§ **WORK INSTRUCTION**:
Nothing but an exact copy of the records below counts as the answer.

::::::::

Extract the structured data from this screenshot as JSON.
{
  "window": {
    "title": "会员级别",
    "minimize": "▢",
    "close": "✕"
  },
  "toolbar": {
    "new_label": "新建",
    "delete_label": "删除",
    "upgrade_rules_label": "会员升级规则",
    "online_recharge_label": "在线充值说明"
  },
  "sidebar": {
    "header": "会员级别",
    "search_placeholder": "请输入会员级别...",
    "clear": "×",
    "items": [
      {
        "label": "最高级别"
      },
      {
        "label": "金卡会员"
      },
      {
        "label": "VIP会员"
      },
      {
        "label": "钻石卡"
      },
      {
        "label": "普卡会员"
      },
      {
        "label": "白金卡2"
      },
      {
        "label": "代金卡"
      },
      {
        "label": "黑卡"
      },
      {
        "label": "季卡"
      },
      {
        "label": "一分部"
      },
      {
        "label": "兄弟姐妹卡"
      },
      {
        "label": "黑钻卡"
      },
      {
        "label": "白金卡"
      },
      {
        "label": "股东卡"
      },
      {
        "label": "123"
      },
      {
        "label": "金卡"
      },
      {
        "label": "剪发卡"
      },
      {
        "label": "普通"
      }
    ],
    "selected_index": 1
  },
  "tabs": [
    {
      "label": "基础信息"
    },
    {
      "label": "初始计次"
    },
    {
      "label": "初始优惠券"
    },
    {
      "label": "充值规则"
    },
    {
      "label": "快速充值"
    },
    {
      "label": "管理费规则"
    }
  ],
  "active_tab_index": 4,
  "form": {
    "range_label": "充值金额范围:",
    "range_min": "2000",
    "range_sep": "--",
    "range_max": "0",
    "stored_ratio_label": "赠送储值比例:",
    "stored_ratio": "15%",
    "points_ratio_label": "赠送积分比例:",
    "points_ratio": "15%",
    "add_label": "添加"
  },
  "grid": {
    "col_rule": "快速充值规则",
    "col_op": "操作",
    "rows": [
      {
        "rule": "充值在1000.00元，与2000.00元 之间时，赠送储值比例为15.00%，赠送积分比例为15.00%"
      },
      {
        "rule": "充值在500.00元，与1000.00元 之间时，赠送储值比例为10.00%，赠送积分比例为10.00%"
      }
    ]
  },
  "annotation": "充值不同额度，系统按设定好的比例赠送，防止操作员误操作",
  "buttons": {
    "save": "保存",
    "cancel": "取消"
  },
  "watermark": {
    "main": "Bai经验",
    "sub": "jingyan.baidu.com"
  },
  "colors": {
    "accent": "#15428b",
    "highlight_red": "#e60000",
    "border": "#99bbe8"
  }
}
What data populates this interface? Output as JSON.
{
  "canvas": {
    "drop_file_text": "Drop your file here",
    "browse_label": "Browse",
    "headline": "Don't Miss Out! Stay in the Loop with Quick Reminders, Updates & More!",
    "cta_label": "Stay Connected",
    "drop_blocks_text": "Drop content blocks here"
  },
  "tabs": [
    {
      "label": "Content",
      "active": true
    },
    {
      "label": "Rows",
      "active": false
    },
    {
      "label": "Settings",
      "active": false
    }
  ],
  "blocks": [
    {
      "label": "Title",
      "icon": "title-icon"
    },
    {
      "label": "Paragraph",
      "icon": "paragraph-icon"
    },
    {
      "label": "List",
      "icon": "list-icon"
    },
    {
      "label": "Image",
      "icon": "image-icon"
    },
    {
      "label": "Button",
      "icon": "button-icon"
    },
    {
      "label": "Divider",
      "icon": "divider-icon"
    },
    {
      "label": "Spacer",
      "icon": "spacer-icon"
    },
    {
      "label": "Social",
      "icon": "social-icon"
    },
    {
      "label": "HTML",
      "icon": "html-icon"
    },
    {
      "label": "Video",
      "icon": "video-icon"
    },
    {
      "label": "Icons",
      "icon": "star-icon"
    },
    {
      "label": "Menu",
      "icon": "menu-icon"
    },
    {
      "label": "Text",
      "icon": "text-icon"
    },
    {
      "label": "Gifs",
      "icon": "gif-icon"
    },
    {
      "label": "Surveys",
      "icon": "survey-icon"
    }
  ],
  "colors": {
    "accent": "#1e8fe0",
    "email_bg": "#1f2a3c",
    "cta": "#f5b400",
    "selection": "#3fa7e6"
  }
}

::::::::

§ **ANSWER SPACE**:
Extract the structured data from this screenshot as JSON.
{
  "window": {
    "title": "会员级别",
    "minimize": "▢",
    "close": "✕"
  },
  "toolbar": {
    "new_label": "新建",
    "delete_label": "删除",
    "upgrade_rules_label": "会员升级规则",
    "online_recharge_label": "在线充值说明"
  },
  "sidebar": {
    "header": "会员级别",
    "search_placeholder": "请输入会员级别...",
    "clear": "×",
    "items": [
      {
        "label": "最高级别"
      },
      {
        "label": "金卡会员"
      },
      {
        "label": "VIP会员"
      },
      {
        "label": "钻石卡"
      },
      {
        "label": "普卡会员"
      },
      {
        "label": "白金卡2"
      },
      {
        "label": "代金卡"
      },
      {
        "label": "黑卡"
      },
      {
        "label": "季卡"
      },
      {
        "label": "一分部"
      },
      {
        "label": "兄弟姐妹卡"
      },
      {
        "label": "黑钻卡"
      },
      {
        "label": "白金卡"
      },
      {
        "label": "股东卡"
      },
      {
        "label": "123"
      },
      {
        "label": "金卡"
      },
      {
        "label": "剪发卡"
      },
      {
        "label": "普通"
      }
    ],
    "selected_index": 1
  },
  "tabs": [
    {
      "label": "基础信息"
    },
    {
      "label": "初始计次"
    },
    {
      "label": "初始优惠券"
    },
    {
      "label": "充值规则"
    },
    {
      "label": "快速充值"
    },
    {
      "label": "管理费规则"
    }
  ],
  "active_tab_index": 4,
  "form": {
    "range_label": "充值金额范围:",
    "range_min": "2000",
    "range_sep": "--",
    "range_max": "0",
    "stored_ratio_label": "赠送储值比例:",
    "stored_ratio": "15%",
    "points_ratio_label": "赠送积分比例:",
    "points_ratio": "15%",
    "add_label": "添加"
  },
  "grid": {
    "col_rule": "快速充值规则",
    "col_op": "操作",
    "rows": [
      {
        "rule": "充值在1000.00元，与2000.00元 之间时，赠送储值比例为15.00%，赠送积分比例为15.00%"
      },
      {
        "rule": "充值在500.00元，与1000.00元 之间时，赠送储值比例为10.00%，赠送积分比例为10.00%"
      }
    ]
  },
  "annotation": "充值不同额度，系统按设定好的比例赠送，防止操作员误操作",
  "buttons": {
    "save": "保存",
    "cancel": "取消"
  },
  "watermark": {
    "main": "Bai经验",
    "sub": "jingyan.baidu.com"
  },
  "colors": {
    "accent": "#15428b",
    "highlight_red": "#e60000",
    "border": "#99bbe8"
  }
}
What data populates this interface? Output as JSON.
{
  "canvas": {
    "drop_file_text": "Drop your file here",
    "browse_label": "Browse",
    "headline": "Don't Miss Out! Stay in the Loop with Quick Reminders, Updates & More!",
    "cta_label": "Stay Connected",
    "drop_blocks_text": "Drop content blocks here"
  },
  "tabs": [
    {
      "label": "Content",
      "active": true
    },
    {
      "label": "Rows",
      "active": false
    },
    {
      "label": "Settings",
      "active": false
    }
  ],
  "blocks": [
    {
      "label": "Title",
      "icon": "title-icon"
    },
    {
      "label": "Paragraph",
      "icon": "paragraph-icon"
    },
    {
      "label": "List",
      "icon": "list-icon"
    },
    {
      "label": "Image",
      "icon": "image-icon"
    },
    {
      "label": "Button",
      "icon": "button-icon"
    },
    {
      "label": "Divider",
      "icon": "divider-icon"
    },
    {
      "label": "Spacer",
      "icon": "spacer-icon"
    },
    {
      "label": "Social",
      "icon": "social-icon"
    },
    {
      "label": "HTML",
      "icon": "html-icon"
    },
    {
      "label": "Video",
      "icon": "video-icon"
    },
    {
      "label": "Icons",
      "icon": "star-icon"
    },
    {
      "label": "Menu",
      "icon": "menu-icon"
    },
    {
      "label": "Text",
      "icon": "text-icon"
    },
    {
      "label": "Gifs",
      "icon": "gif-icon"
    },
    {
      "label": "Surveys",
      "icon": "survey-icon"
    }
  ],
  "colors": {
    "accent": "#1e8fe0",
    "email_bg": "#1f2a3c",
    "cta": "#f5b400",
    "selection": "#3fa7e6"
  }
}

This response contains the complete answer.